■ WHAT YOU SHOULD DO ■
Among the lines below, count those with the word "heading". Answer with the number only.

■ DATA FOR THIS EXERCISE ■
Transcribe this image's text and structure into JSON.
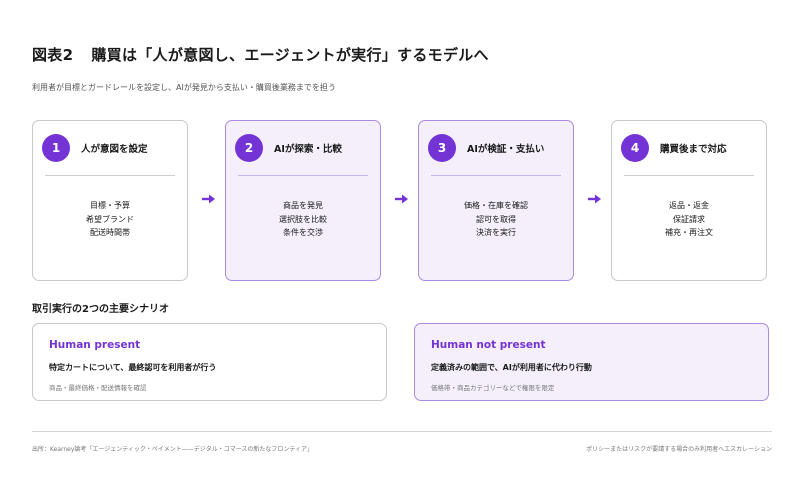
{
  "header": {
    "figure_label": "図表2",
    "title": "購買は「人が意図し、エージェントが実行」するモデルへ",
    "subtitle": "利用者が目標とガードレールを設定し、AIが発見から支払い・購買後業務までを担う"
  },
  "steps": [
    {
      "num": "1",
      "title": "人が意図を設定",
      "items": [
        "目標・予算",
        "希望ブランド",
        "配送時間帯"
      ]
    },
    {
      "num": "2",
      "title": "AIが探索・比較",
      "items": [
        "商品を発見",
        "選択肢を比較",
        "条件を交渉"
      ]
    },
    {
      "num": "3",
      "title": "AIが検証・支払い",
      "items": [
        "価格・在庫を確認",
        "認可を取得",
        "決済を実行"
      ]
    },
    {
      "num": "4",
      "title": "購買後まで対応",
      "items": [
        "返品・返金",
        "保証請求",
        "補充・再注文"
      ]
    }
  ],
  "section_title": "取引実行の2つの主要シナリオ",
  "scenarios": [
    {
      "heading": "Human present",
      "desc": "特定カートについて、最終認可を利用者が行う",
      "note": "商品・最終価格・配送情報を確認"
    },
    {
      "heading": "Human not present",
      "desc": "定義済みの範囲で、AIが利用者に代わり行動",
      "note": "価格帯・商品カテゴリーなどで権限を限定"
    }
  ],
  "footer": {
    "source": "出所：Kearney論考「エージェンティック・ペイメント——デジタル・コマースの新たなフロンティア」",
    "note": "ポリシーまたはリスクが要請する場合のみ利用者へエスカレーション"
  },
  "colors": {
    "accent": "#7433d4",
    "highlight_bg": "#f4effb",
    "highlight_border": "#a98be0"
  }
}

■ RESPONSE FOR THIS EXERCISE ■
2